I wanted to bottle the Carm/Cab, but 2 things got in my way. I've collected enough empty bottled to do this, but most of them still have their labels on them. I went out and bought some steel scouring sponges. But I ran out of time to actually scrub the bottles, so that's still on my list of things to do. Also, when I checked my cork supply, I found I only have 7 corks left. This wine will give me about 30 bottles, so I've just got to wait until the corks I ordered come in. (More on that in a moment.)

Tuesday of this week, I finally picked a bottle of Pumpkin Wine to send to the NC State Fair Wine Competition. The labels got behind schedule, so I had to print my rough draft of the label ona black and white printer and tape it on. No mind though - they say on the entry form that the judges don't see the bottle. One thing they will see however, is the sediment that has formed in the bottle. It's not really so much sediment as it is "floaties" that are suspended in the wine. I believe these are strings of proteins that have bound themselves together and formed visible strings. It's nothing that will harm the wine, or the flavor, but it's going to cost me points for the clarity portion of the judging. Oh well, I'll find out. Maybe the taste will blow them away so much that I'll still win big!

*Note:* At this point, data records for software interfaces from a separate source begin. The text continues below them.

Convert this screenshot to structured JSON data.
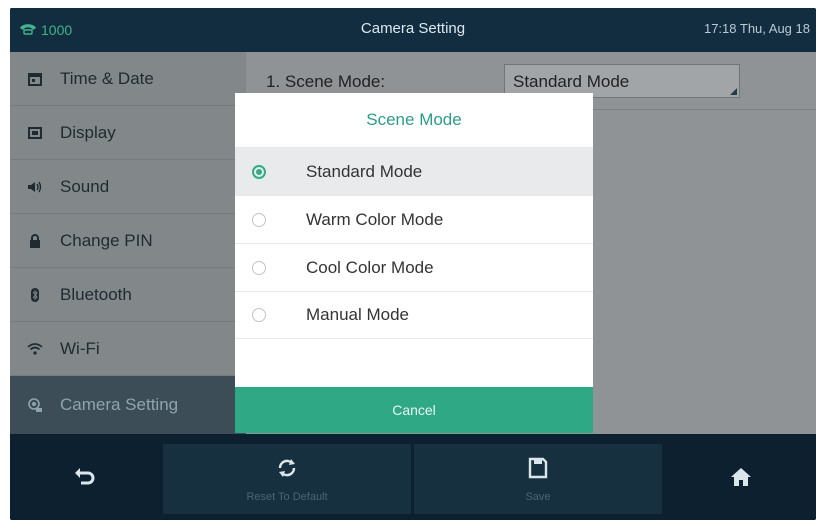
{
  "status_bar": {
    "extension": "1000",
    "title": "Camera Setting",
    "datetime": "17:18 Thu, Aug 18"
  },
  "sidebar": {
    "items": [
      {
        "label": "Time & Date",
        "icon": "calendar-icon"
      },
      {
        "label": "Display",
        "icon": "display-icon"
      },
      {
        "label": "Sound",
        "icon": "speaker-icon"
      },
      {
        "label": "Change PIN",
        "icon": "lock-icon"
      },
      {
        "label": "Bluetooth",
        "icon": "bluetooth-icon"
      },
      {
        "label": "Wi-Fi",
        "icon": "wifi-icon"
      },
      {
        "label": "Camera Setting",
        "icon": "camera-setting-icon",
        "active": true
      }
    ]
  },
  "main": {
    "scene_mode_label": "1. Scene Mode:",
    "scene_mode_value": "Standard Mode"
  },
  "dialog": {
    "title": "Scene Mode",
    "options": [
      {
        "label": "Standard Mode",
        "selected": true
      },
      {
        "label": "Warm Color Mode",
        "selected": false
      },
      {
        "label": "Cool Color Mode",
        "selected": false
      },
      {
        "label": "Manual Mode",
        "selected": false
      }
    ],
    "cancel_label": "Cancel"
  },
  "bottom_bar": {
    "reset_label": "Reset To Default",
    "save_label": "Save"
  },
  "colors": {
    "accent": "#2fa985",
    "topbar": "#122d3f",
    "bottombar": "#0d2030"
  }
}
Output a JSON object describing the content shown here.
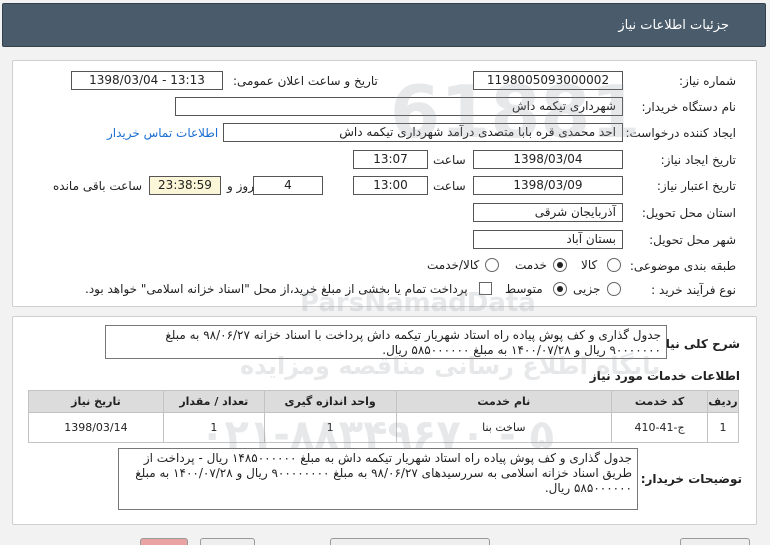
{
  "header": {
    "title": "جزئیات اطلاعات نیاز"
  },
  "fields": {
    "need_number_label": "شماره نیاز:",
    "need_number": "1198005093000002",
    "announce_label": "تاریخ و ساعت اعلان عمومی:",
    "announce_value": "1398/03/04 - 13:13",
    "buyer_org_label": "نام دستگاه خریدار:",
    "buyer_org": "شهرداری تیکمه داش",
    "creator_label": "ایجاد کننده درخواست:",
    "creator": "احد محمدی قره بابا متصدی درآمد  شهرداری تیکمه داش",
    "contact_link": "اطلاعات تماس خریدار",
    "created_date_label": "تاریخ ایجاد نیاز:",
    "created_date": "1398/03/04",
    "time_label": "ساعت",
    "created_time": "13:07",
    "validity_label": "تاریخ اعتبار نیاز:",
    "validity_date": "1398/03/09",
    "validity_time": "13:00",
    "days_value": "4",
    "days_label": "روز و",
    "remaining_time": "23:38:59",
    "remaining_label": "ساعت باقی مانده",
    "province_label": "استان محل تحویل:",
    "province": "آذربایجان شرقی",
    "city_label": "شهر محل تحویل:",
    "city": "بستان آباد",
    "category_label": "طبقه بندی موضوعی:",
    "category_options": [
      "کالا",
      "خدمت",
      "کالا/خدمت"
    ],
    "process_label": "نوع فرآیند خرید :",
    "process_options": [
      "جزیی",
      "متوسط"
    ],
    "payment_note": "پرداخت تمام یا بخشی از مبلغ خرید،از محل \"اسناد خزانه اسلامی\" خواهد بود."
  },
  "general_desc": {
    "label": "شرح کلی نیاز:",
    "text": "جدول گذاری و کف پوش پیاده راه استاد شهریار تیکمه داش پرداخت با اسناد خزانه  ۹۸/۰۶/۲۷ به مبلغ ۹۰۰۰۰۰۰۰ ریال و ۱۴۰۰/۰۷/۲۸ به مبلغ ۵۸۵۰۰۰۰۰۰ ریال."
  },
  "services": {
    "title": "اطلاعات خدمات مورد نیاز",
    "headers": [
      "ردیف",
      "کد خدمت",
      "نام خدمت",
      "واحد اندازه گیری",
      "تعداد / مقدار",
      "تاریخ نیاز"
    ],
    "rows": [
      [
        "1",
        "ج-41-410",
        "ساخت بنا",
        "1",
        "1",
        "1398/03/14"
      ]
    ]
  },
  "buyer_desc": {
    "label": "توضیحات خریدار:",
    "text": "جدول گذاری و کف پوش پیاده راه استاد شهریار تیکمه داش به مبلغ ۱۴۸۵۰۰۰۰۰۰ ریال - پرداخت از طریق اسناد خزانه اسلامی به سررسیدهای ۹۸/۰۶/۲۷ به مبلغ ۹۰۰۰۰۰۰۰۰ ریال و ۱۴۰۰/۰۷/۲۸ به مبلغ ۵۸۵۰۰۰۰۰۰ ریال."
  },
  "watermark": {
    "name": "ParsNamadData",
    "fa_line": "پایگاه اطلاع رسانی مناقصه ومزایده",
    "phone": "۰۲۱-۸۸۳۴۹۶۷۰ - ۵"
  }
}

To get ready for my grapes, I ordered online a bunch of stuff. As I mentioned before, I ordered new corks - these are the Nomacork brand, a synthetic cork that should allow longer aging and better ability at cellaring. I also ordered a special yeast called BM45 that's generally only available to commercial wineries. It is supposed to improve the mouthfeel of the wine, and evidently is really en vogue for winemakers right now. In addition to this, I'm getting some Malolactic Bacteria and nutrient for them in order to convert the malic acid in wine into smoother, less sharp lactic acid. Finally, I order some American Oak Cubes to simulate the flavor produced from barrel aging. This should all be here by Monday at the latest!

Other things on the horizon are the 10 pounds of blueberries I have in the freezer, and looking ahead to making another batch of Pumpkin wine in October.

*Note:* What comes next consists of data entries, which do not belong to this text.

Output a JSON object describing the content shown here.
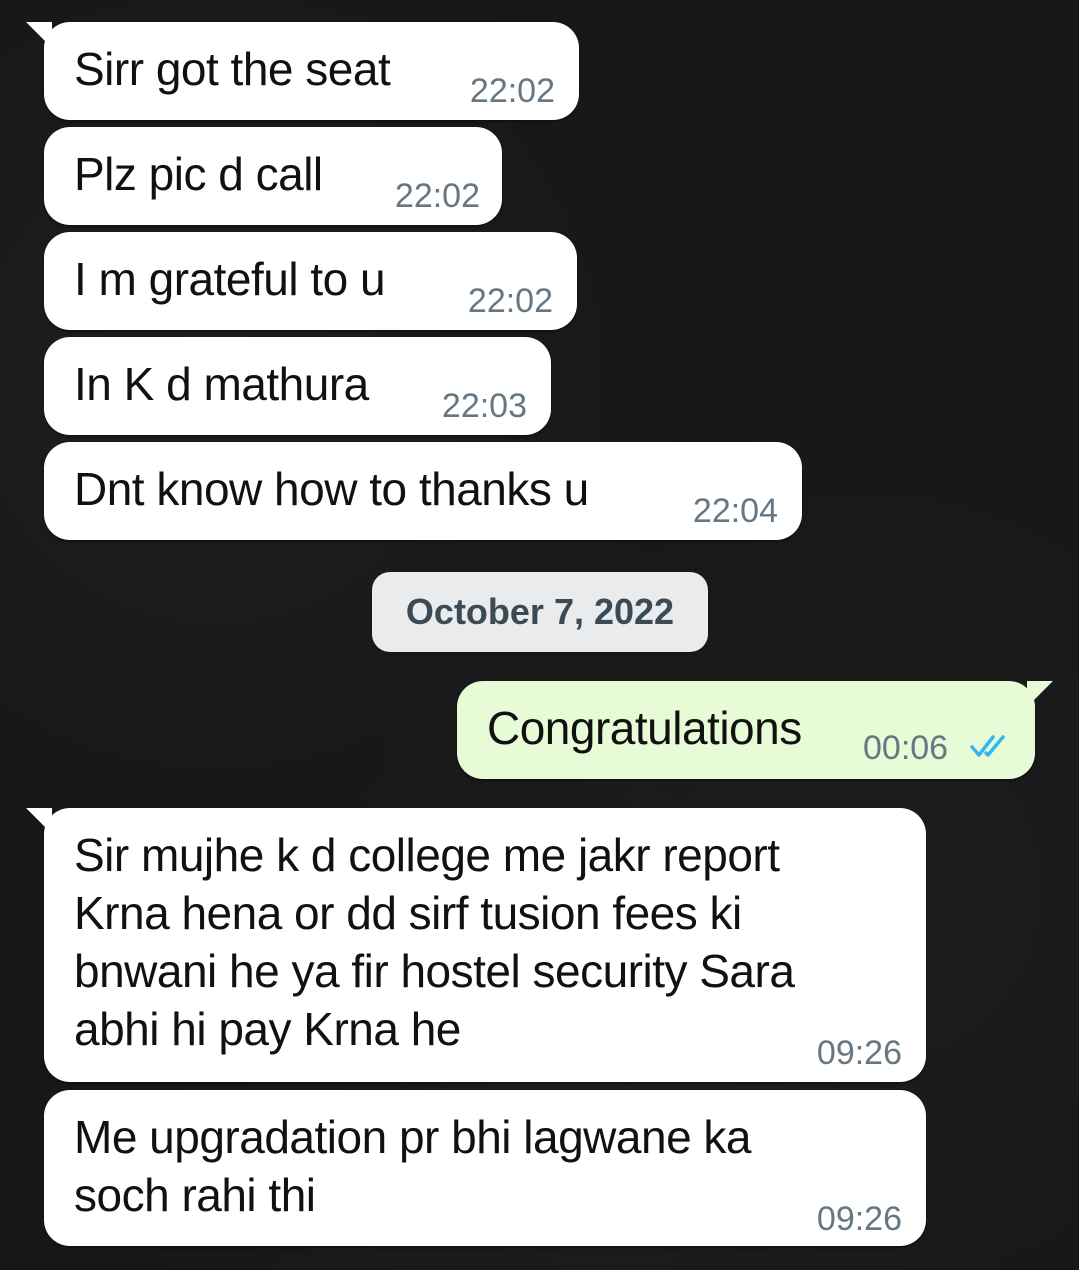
{
  "messages": [
    {
      "text": "Sirr got the seat",
      "time": "22:02"
    },
    {
      "text": "Plz pic d call",
      "time": "22:02"
    },
    {
      "text": "I m grateful to u",
      "time": "22:02"
    },
    {
      "text": "In K d mathura",
      "time": "22:03"
    },
    {
      "text": "Dnt know how to thanks u",
      "time": "22:04"
    },
    {
      "text": "Congratulations",
      "time": "00:06"
    },
    {
      "text": "Sir mujhe k d college me jakr report\nKrna hena or dd sirf tusion fees ki\nbnwani he ya fir hostel security Sara\nabhi hi pay Krna he",
      "time": "09:26"
    },
    {
      "text": "Me upgradation pr bhi lagwane ka\nsoch rahi thi",
      "time": "09:26"
    }
  ],
  "date_divider": "October 7, 2022",
  "read_receipt_icon": "double-check-icon",
  "colors": {
    "background": "#171717",
    "incoming_bubble": "#ffffff",
    "outgoing_bubble": "#e7fbd6",
    "timestamp": "#667781",
    "read_ticks": "#34b7f1",
    "date_chip": "#e9ebec"
  }
}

That's all that's been going on lately. I did take a couple of photos of my vineyard trip, but my home computer is pretty much completely dead now. So I'm going to have to upload those to a different computer. I'll post them when that happens.

I'll report back with more news later!